-- WHAT IS REQUIRED --
Look through the lines below and copy each one that includes "screenshot".

-- STORED DATA --
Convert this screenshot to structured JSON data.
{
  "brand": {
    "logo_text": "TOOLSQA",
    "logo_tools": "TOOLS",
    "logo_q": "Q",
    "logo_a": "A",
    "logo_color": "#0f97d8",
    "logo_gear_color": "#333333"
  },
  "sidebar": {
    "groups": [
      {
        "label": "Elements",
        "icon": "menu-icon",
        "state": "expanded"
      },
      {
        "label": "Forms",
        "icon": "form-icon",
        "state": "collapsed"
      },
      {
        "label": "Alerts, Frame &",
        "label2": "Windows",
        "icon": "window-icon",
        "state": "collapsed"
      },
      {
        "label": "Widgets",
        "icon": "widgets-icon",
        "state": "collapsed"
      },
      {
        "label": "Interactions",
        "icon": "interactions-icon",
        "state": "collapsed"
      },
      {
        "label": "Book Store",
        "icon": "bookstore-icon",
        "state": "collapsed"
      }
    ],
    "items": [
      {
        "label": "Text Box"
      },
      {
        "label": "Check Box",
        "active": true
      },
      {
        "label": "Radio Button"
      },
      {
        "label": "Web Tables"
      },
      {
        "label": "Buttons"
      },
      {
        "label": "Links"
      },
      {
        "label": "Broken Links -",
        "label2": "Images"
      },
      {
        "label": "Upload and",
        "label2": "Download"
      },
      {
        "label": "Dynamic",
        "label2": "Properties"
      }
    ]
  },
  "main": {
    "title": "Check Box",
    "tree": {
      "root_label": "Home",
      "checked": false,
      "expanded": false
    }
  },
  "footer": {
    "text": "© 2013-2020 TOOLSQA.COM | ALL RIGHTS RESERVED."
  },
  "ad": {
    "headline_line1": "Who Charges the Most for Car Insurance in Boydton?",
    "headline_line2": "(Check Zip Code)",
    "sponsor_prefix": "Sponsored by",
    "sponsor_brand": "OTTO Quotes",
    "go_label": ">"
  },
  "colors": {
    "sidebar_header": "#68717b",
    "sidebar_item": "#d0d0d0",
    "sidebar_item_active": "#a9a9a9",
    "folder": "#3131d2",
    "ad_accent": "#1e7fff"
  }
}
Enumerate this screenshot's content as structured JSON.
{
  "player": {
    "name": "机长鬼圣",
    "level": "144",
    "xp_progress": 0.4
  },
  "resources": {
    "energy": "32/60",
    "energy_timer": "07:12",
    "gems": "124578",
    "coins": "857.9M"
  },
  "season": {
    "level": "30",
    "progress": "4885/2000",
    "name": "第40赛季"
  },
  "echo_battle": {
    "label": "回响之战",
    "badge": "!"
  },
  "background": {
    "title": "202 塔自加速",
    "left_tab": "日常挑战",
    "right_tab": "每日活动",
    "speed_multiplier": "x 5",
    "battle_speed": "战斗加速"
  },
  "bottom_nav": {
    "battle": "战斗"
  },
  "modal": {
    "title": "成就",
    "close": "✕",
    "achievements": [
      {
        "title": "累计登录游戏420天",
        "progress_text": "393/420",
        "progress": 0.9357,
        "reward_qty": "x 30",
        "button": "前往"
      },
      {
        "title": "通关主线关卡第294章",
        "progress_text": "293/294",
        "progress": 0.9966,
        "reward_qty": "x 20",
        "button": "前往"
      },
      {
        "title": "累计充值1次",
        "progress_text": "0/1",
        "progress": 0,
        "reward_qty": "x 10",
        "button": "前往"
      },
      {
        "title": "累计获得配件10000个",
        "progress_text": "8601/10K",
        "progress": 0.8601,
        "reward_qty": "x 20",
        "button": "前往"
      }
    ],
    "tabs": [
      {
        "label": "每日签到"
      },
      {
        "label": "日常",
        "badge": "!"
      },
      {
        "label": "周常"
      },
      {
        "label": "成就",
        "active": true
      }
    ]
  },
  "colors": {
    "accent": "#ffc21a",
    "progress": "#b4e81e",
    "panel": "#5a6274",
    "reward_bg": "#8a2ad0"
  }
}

-- SOLUTION FOR THIS PROBLEM --
Convert this screenshot to structured JSON data.
Enumerate this screenshot's content as structured JSON.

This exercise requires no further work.